::: Information given :::

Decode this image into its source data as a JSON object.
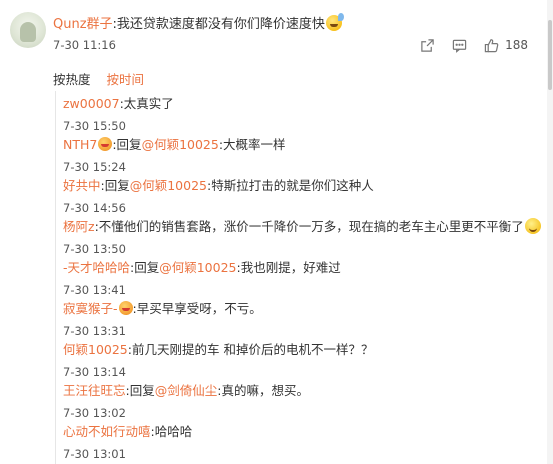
{
  "main_comment": {
    "user": "Qunz群子",
    "text": ":我还贷款速度都没有你们降价速度快",
    "time": "7-30 11:16",
    "likes": "188",
    "emoji": "sweat-grin-emoji"
  },
  "sort": {
    "by_heat": "按热度",
    "by_time": "按时间"
  },
  "replies": [
    {
      "user": "zw00007",
      "pre": ":太真实了",
      "mention": "",
      "text": "",
      "time": "7-30 15:50"
    },
    {
      "user": "NTH7",
      "pre": ":回复",
      "mention": "@何颖10025",
      "text": ":大概率一样",
      "time": "7-30 15:24",
      "badge": "vip-emoji"
    },
    {
      "user": "好共中",
      "pre": ":回复",
      "mention": "@何颖10025",
      "text": ":特斯拉打击的就是你们这种人",
      "time": "7-30 14:56"
    },
    {
      "user": "杨阿z",
      "pre": ":不懂他们的销售套路，涨价一千降价一万多，现在搞的老车主心里更不平衡了",
      "mention": "",
      "text": "",
      "time": "7-30 13:50",
      "emoji": "smile-emoji"
    },
    {
      "user": "-天才哈哈哈",
      "pre": ":回复",
      "mention": "@何颖10025",
      "text": ":我也刚提，好难过",
      "time": "7-30 13:41"
    },
    {
      "user": "寂寞猴子-",
      "pre": ":早买早享受呀，不亏。",
      "mention": "",
      "text": "",
      "time": "7-30 13:31",
      "badge": "vip-emoji"
    },
    {
      "user": "何颖10025",
      "pre": ":前几天刚提的车 和掉价后的电机不一样？？",
      "mention": "",
      "text": "",
      "time": "7-30 13:14"
    },
    {
      "user": "王汪往旺忘",
      "pre": ":回复",
      "mention": "@剑倚仙尘",
      "text": ":真的嘛，想买。",
      "time": "7-30 13:02"
    },
    {
      "user": "心动不如行动嘻",
      "pre": ":哈哈哈",
      "mention": "",
      "text": "",
      "time": "7-30 13:01"
    }
  ],
  "colors": {
    "accent": "#eb7340",
    "text": "#333333",
    "muted": "#555555"
  }
}
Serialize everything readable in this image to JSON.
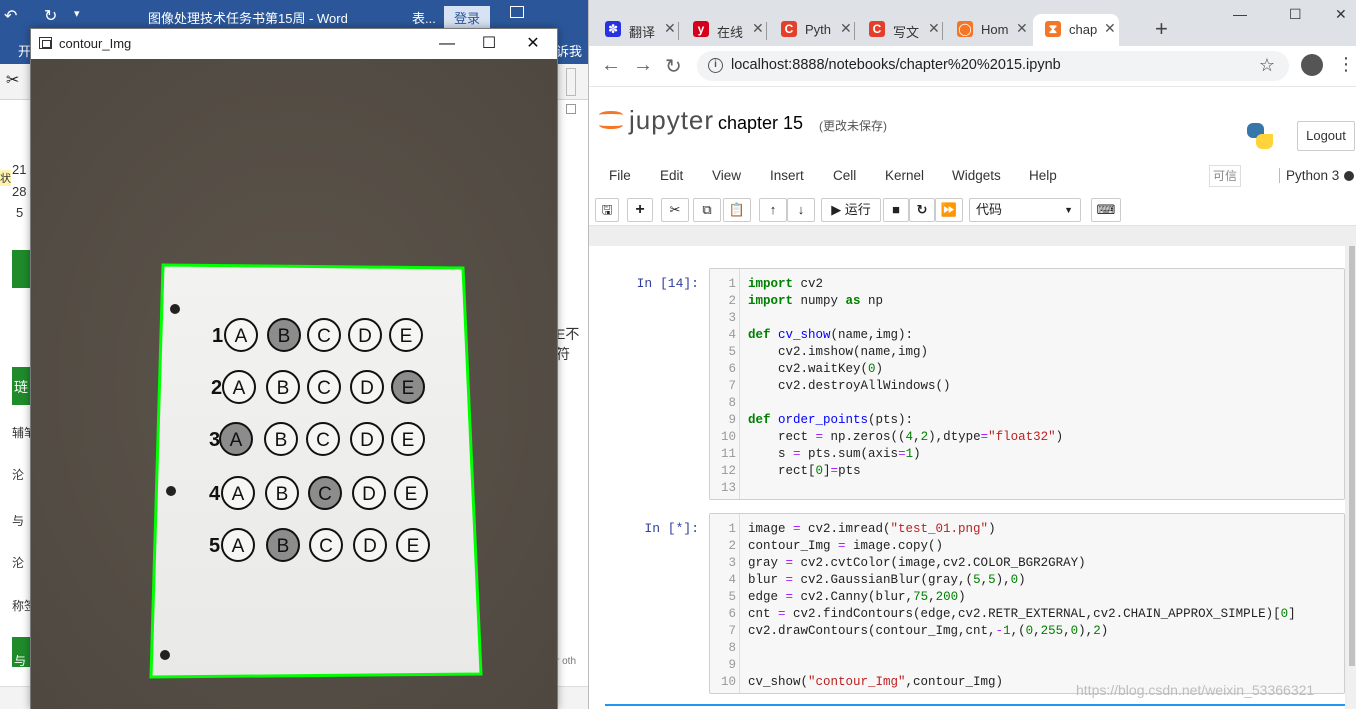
{
  "word": {
    "doc_title": "图像处理技术任务书第15周  -  Word",
    "table_tool": "表...",
    "login": "登录",
    "tab_start": "开",
    "tab_tell": "诉我",
    "side_text_1": "21",
    "side_text_2": "28",
    "side_text_3": "5",
    "side_text_4": "状",
    "side_text_5": "琏",
    "side_text_6": "辅笔",
    "side_text_7": "沦",
    "side_text_8": "与",
    "side_text_9": "沦",
    "side_text_10": "称签",
    "side_text_11": "与",
    "side_text_right": "E不符",
    "side_text_bottom": "r oth"
  },
  "cv_window": {
    "title": "contour_Img",
    "minimize": "—",
    "maximize": "☐",
    "close": "✕",
    "sheet": {
      "rows": [
        {
          "num": "1",
          "options": [
            "A",
            "B",
            "C",
            "D",
            "E"
          ],
          "filled": 1
        },
        {
          "num": "2",
          "options": [
            "A",
            "B",
            "C",
            "D",
            "E"
          ],
          "filled": 4
        },
        {
          "num": "3",
          "options": [
            "A",
            "B",
            "C",
            "D",
            "E"
          ],
          "filled": 0
        },
        {
          "num": "4",
          "options": [
            "A",
            "B",
            "C",
            "D",
            "E"
          ],
          "filled": 2
        },
        {
          "num": "5",
          "options": [
            "A",
            "B",
            "C",
            "D",
            "E"
          ],
          "filled": 1
        }
      ],
      "contour_color": "#00ff00"
    }
  },
  "chrome": {
    "tabs": [
      {
        "label": "翻译",
        "fav_color": "#2932e1",
        "fav_glyph": "✽"
      },
      {
        "label": "在线",
        "fav_color": "#d6001c",
        "fav_glyph": "y"
      },
      {
        "label": "Pyth",
        "fav_color": "#e2402c",
        "fav_glyph": "C"
      },
      {
        "label": "写文",
        "fav_color": "#e2402c",
        "fav_glyph": "C"
      },
      {
        "label": "Hom",
        "fav_color": "#f37726",
        "fav_glyph": "◯"
      },
      {
        "label": "chap",
        "fav_color": "#f37726",
        "fav_glyph": "⧗"
      }
    ],
    "new_tab": "+",
    "url": "localhost:8888/notebooks/chapter%20%2015.ipynb",
    "controls": {
      "min": "—",
      "max": "☐",
      "close": "✕"
    }
  },
  "jupyter": {
    "brand": "jupyter",
    "notebook_name": "chapter 15",
    "autosave": "(更改未保存)",
    "logout": "Logout",
    "menu": [
      "File",
      "Edit",
      "View",
      "Insert",
      "Cell",
      "Kernel",
      "Widgets",
      "Help"
    ],
    "trusted": "可信",
    "kernel": "Python 3",
    "toolbar": {
      "run": "▶ 运行",
      "cell_type": "代码"
    },
    "cells": [
      {
        "prompt": "In  [14]:",
        "lines": [
          {
            "n": "1",
            "html": "<span class=\"kw\">import</span> cv2"
          },
          {
            "n": "2",
            "html": "<span class=\"kw\">import</span> numpy <span class=\"kw\">as</span> np"
          },
          {
            "n": "3",
            "html": ""
          },
          {
            "n": "4",
            "html": "<span class=\"kw\">def</span> <span class=\"fn\">cv_show</span>(name,img):"
          },
          {
            "n": "5",
            "html": "    cv2.imshow(name,img)"
          },
          {
            "n": "6",
            "html": "    cv2.waitKey(<span class=\"nm\">0</span>)"
          },
          {
            "n": "7",
            "html": "    cv2.destroyAllWindows()"
          },
          {
            "n": "8",
            "html": ""
          },
          {
            "n": "9",
            "html": "<span class=\"kw\">def</span> <span class=\"fn\">order_points</span>(pts):"
          },
          {
            "n": "10",
            "html": "    rect <span class=\"op\">=</span> np.zeros((<span class=\"nm\">4</span>,<span class=\"nm\">2</span>),dtype<span class=\"op\">=</span><span class=\"st\">\"float32\"</span>)"
          },
          {
            "n": "11",
            "html": "    s <span class=\"op\">=</span> pts.sum(axis<span class=\"op\">=</span><span class=\"nm\">1</span>)"
          },
          {
            "n": "12",
            "html": "    rect[<span class=\"nm\">0</span>]<span class=\"op\">=</span>pts"
          },
          {
            "n": "13",
            "html": ""
          }
        ]
      },
      {
        "prompt": "In  [*]:",
        "lines": [
          {
            "n": "1",
            "html": "image <span class=\"op\">=</span> cv2.imread(<span class=\"st\">\"test_01.png\"</span>)"
          },
          {
            "n": "2",
            "html": "contour_Img <span class=\"op\">=</span> image.copy()"
          },
          {
            "n": "3",
            "html": "gray <span class=\"op\">=</span> cv2.cvtColor(image,cv2.COLOR_BGR2GRAY)"
          },
          {
            "n": "4",
            "html": "blur <span class=\"op\">=</span> cv2.GaussianBlur(gray,(<span class=\"nm\">5</span>,<span class=\"nm\">5</span>),<span class=\"nm\">0</span>)"
          },
          {
            "n": "5",
            "html": "edge <span class=\"op\">=</span> cv2.Canny(blur,<span class=\"nm\">75</span>,<span class=\"nm\">200</span>)"
          },
          {
            "n": "6",
            "html": "cnt <span class=\"op\">=</span> cv2.findContours(edge,cv2.RETR_EXTERNAL,cv2.CHAIN_APPROX_SIMPLE)[<span class=\"nm\">0</span>]"
          },
          {
            "n": "7",
            "html": "cv2.drawContours(contour_Img,cnt,<span class=\"op\">-</span><span class=\"nm\">1</span>,(<span class=\"nm\">0</span>,<span class=\"nm\">255</span>,<span class=\"nm\">0</span>),<span class=\"nm\">2</span>)"
          },
          {
            "n": "8",
            "html": ""
          },
          {
            "n": "9",
            "html": ""
          },
          {
            "n": "10",
            "html": "cv_show(<span class=\"st\">\"contour_Img\"</span>,contour_Img)"
          }
        ]
      }
    ]
  },
  "watermark": "https://blog.csdn.net/weixin_53366321"
}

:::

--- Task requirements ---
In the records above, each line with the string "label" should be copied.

--- Result for this task ---
        "label": "翻译",
        "label": "在线",
        "label": "Pyth",
        "label": "写文",
        "label": "Hom",
        "label": "chap",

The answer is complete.